Fall/Winter ’19/’20 Best Couture Moments
Over the years haute couture has been the glimmering legacy of fashion. Celebrated fashion houses compete through wearable pieces of art, and each season, the competition heats up. Aside from a rising competition, the legacy keeps being rewritten while fashion houses unleash their visionary power with each coming advance. This couture week, Fall/Winter 19/20 shows raised the bar with all new and exciting fine artistry. Some sights at the shows have been the talk of the town and we're here to tell you all about these iconic moments.
Dior's Golden Doll House
For the closing of the show, Maria Grazia Chiuri seeked Penny Slinger the feminist and surrealist artist to design the head-turning piece. The golden doll house covered in 24-carat gold leaf was influenced by Slinger's lifelong inspiration from houses, which had frequently represented the psyche in her work. While a movie celebrating Slinger's career is releasing, the powerful sign-off was a timely piece.
Chanel's Nostalgia in the Library

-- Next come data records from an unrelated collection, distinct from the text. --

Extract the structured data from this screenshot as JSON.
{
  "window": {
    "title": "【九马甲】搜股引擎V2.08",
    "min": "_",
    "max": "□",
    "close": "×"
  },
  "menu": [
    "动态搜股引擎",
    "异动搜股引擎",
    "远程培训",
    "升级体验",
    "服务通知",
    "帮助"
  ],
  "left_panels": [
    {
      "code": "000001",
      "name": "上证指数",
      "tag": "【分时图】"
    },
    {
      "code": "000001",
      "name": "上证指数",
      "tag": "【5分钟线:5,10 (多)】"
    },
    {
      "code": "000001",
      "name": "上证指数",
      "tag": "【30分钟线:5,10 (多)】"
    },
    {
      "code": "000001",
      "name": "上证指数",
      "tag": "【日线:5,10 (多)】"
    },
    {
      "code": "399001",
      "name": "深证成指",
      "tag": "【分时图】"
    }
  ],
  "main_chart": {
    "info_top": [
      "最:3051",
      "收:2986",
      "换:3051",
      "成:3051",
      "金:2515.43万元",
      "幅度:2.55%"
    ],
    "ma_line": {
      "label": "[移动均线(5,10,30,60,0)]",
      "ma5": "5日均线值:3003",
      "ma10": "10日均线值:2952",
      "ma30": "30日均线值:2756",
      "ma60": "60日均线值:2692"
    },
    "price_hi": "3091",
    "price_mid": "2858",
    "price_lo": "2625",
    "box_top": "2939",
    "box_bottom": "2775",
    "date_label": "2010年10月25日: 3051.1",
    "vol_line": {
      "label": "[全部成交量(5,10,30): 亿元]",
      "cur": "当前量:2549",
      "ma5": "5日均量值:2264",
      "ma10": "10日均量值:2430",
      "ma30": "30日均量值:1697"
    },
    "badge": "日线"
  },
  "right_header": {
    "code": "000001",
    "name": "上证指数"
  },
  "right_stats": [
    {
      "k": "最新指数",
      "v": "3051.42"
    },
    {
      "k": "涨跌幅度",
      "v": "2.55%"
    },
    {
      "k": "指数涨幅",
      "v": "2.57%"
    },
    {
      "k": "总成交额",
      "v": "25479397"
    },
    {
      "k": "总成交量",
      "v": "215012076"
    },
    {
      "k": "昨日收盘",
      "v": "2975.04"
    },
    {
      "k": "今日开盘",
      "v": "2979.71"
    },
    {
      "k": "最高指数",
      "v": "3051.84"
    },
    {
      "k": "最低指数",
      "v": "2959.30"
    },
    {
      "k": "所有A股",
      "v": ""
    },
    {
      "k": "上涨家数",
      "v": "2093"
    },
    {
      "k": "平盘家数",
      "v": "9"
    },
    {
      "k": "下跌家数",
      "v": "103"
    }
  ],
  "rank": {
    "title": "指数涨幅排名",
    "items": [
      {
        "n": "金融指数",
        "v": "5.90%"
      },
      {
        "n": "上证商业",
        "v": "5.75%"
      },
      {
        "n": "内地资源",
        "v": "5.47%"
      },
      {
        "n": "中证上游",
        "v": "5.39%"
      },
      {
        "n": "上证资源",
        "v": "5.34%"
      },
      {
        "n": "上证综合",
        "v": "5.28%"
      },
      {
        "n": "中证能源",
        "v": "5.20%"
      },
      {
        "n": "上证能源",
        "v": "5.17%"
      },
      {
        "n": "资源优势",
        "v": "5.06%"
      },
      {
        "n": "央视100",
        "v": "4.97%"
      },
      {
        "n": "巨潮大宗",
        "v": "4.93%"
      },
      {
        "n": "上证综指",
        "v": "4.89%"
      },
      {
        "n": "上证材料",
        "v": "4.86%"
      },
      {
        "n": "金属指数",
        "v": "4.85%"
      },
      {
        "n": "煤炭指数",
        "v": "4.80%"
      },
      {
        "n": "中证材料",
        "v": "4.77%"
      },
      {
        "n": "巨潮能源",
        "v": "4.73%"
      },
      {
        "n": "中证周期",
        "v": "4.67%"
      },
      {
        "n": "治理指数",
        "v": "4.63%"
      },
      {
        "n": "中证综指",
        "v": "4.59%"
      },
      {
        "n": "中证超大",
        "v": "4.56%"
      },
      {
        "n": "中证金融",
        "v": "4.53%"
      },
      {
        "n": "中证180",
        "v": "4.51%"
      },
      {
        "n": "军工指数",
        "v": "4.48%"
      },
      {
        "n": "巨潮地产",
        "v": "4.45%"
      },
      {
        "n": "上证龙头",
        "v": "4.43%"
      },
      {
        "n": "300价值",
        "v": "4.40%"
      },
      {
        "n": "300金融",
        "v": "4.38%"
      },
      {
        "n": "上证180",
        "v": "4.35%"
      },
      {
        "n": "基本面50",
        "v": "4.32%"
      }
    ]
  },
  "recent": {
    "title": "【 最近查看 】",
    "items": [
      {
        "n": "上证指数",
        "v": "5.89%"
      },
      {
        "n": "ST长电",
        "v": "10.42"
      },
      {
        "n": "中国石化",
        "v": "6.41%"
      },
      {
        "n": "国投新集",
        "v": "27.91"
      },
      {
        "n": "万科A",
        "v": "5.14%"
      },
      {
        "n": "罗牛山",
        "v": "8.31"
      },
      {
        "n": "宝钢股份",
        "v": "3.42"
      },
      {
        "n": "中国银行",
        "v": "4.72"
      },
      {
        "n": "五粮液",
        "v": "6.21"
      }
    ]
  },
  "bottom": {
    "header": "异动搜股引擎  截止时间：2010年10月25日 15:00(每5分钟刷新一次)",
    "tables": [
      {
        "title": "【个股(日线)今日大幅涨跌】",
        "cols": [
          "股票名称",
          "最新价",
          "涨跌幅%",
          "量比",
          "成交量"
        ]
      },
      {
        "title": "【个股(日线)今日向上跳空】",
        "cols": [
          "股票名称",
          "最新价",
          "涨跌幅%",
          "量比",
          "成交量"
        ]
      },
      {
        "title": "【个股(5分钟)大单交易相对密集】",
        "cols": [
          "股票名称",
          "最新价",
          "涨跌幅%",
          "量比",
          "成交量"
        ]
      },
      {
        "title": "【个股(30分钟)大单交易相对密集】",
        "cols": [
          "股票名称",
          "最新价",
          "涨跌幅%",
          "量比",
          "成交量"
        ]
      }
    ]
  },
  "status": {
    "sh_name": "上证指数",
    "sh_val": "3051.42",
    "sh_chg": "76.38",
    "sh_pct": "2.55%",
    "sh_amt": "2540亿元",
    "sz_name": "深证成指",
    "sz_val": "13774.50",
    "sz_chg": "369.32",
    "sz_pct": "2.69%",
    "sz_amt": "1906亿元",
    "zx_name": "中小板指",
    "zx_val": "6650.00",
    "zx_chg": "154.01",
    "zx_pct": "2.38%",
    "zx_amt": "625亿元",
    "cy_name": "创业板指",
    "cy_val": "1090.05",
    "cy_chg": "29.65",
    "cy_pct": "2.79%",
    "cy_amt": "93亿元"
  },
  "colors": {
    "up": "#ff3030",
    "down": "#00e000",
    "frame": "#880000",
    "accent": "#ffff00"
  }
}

For her first couture collection for Chanel, artistic director Virginie Viard went back to classics. The pieces that hold a historical touch were showcased in a full-blown circular libray with bookshelves from floor to cieling complete with world classics. The whole scene brought out a serenity that only book lovers know. “I dreamt about a woman with nonchalant elegance and a fluid and free silhouette; everything I like about the Chanel allure,” said Viard when asked about the show that echoed a cultured 30s vibes.
Lauren Hutton flaunts Valentino
Pierpaolo Piccioli went extravagant playing with textures; joining sequins, feathers, and yarn together. But different textures is not only what Piccioli is including. For this show, Piccioli adressed the fashion industry's diversity problem. Aside from Gigi Hadid and Kaia Gerber, over half of the models for the show were women of color. The highlight of the night was when 75-year-old model and actress Lauren entered in a bold look charming us with old-school grace.
Mechanized Gowns is a Glimpse towards the Future
Iris van Herpen made history with her futuristic collection made with the help of kinetic sculptor Anthony Howe. On top of the science behind the looks, Iris van Herpen put an otherworldly aesthetic appeal in the designs. The finale dress, handmade out of feathers and stainless steel, took four months to appear in this ethereal state. The outlandish scene created by the kinetic dresses in this collection will stay a bright spot in the legacy of couture.
Givenchy Goes Big with Feathers
It's not the first time Givenchy takes things to a higher level. And this time, by higher we mean bigger - and with a countless number of feathers. Kaia Gerber was just extravagant in the voluminous bird-like look. Clare Waight Keller made a huge statement with the green-ombre, body consuming gown. Gerber stole the show with only her face and hands showing from behind the feathers.
Maison Margiela's Men's Trousers Dress
John Galliano from Maison Margiela broke all the rules in couture week. With an unreal collection, made unique by rips, holes, and many belts, Galliano creates an anarchic spectacle. The collection transformed mundane menswear to fantasied dresses for women. The center of attention was the olive men's trousers that metamorphosed into a fully fledged gown with a rebellious flair.
Exclusive Grail Content Youmna Halawa, Senior Editor